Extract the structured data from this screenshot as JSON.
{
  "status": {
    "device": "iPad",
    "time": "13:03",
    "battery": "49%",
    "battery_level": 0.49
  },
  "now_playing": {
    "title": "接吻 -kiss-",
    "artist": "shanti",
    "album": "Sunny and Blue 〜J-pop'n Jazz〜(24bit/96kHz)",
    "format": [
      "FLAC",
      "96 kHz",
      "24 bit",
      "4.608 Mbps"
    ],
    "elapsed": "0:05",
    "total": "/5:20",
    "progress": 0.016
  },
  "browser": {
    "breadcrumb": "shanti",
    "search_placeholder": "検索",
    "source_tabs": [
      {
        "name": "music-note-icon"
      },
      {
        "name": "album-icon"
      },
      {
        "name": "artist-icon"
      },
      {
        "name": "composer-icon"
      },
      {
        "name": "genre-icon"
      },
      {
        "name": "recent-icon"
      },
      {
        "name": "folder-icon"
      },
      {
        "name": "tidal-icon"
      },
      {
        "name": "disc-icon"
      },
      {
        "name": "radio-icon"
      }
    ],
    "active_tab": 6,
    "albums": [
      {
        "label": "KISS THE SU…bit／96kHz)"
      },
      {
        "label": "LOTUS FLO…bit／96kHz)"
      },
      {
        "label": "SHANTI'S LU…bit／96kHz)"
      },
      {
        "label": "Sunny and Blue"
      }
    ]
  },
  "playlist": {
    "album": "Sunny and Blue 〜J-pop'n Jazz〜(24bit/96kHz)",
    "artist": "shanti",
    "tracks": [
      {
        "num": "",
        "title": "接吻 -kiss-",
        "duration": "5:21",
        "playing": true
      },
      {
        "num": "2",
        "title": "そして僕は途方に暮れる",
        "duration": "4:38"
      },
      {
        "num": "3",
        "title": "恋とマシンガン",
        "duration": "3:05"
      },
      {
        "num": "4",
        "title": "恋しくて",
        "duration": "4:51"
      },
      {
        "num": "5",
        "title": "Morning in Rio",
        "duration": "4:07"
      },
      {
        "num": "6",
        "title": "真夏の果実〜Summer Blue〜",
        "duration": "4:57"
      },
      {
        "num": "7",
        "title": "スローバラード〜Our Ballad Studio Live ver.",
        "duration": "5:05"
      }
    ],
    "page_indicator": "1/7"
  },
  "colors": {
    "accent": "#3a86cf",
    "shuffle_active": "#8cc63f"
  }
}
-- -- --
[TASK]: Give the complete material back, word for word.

[RESPONSE AREA]:
Extract the structured data from this screenshot as JSON.
{
  "status": {
    "device": "iPad",
    "time": "13:03",
    "battery": "49%",
    "battery_level": 0.49
  },
  "now_playing": {
    "title": "接吻 -kiss-",
    "artist": "shanti",
    "album": "Sunny and Blue 〜J-pop'n Jazz〜(24bit/96kHz)",
    "format": [
      "FLAC",
      "96 kHz",
      "24 bit",
      "4.608 Mbps"
    ],
    "elapsed": "0:05",
    "total": "/5:20",
    "progress": 0.016
  },
  "browser": {
    "breadcrumb": "shanti",
    "search_placeholder": "検索",
    "source_tabs": [
      {
        "name": "music-note-icon"
      },
      {
        "name": "album-icon"
      },
      {
        "name": "artist-icon"
      },
      {
        "name": "composer-icon"
      },
      {
        "name": "genre-icon"
      },
      {
        "name": "recent-icon"
      },
      {
        "name": "folder-icon"
      },
      {
        "name": "tidal-icon"
      },
      {
        "name": "disc-icon"
      },
      {
        "name": "radio-icon"
      }
    ],
    "active_tab": 6,
    "albums": [
      {
        "label": "KISS THE SU…bit／96kHz)"
      },
      {
        "label": "LOTUS FLO…bit／96kHz)"
      },
      {
        "label": "SHANTI'S LU…bit／96kHz)"
      },
      {
        "label": "Sunny and Blue"
      }
    ]
  },
  "playlist": {
    "album": "Sunny and Blue 〜J-pop'n Jazz〜(24bit/96kHz)",
    "artist": "shanti",
    "tracks": [
      {
        "num": "",
        "title": "接吻 -kiss-",
        "duration": "5:21",
        "playing": true
      },
      {
        "num": "2",
        "title": "そして僕は途方に暮れる",
        "duration": "4:38"
      },
      {
        "num": "3",
        "title": "恋とマシンガン",
        "duration": "3:05"
      },
      {
        "num": "4",
        "title": "恋しくて",
        "duration": "4:51"
      },
      {
        "num": "5",
        "title": "Morning in Rio",
        "duration": "4:07"
      },
      {
        "num": "6",
        "title": "真夏の果実〜Summer Blue〜",
        "duration": "4:57"
      },
      {
        "num": "7",
        "title": "スローバラード〜Our Ballad Studio Live ver.",
        "duration": "5:05"
      }
    ],
    "page_indicator": "1/7"
  },
  "colors": {
    "accent": "#3a86cf",
    "shuffle_active": "#8cc63f"
  }
}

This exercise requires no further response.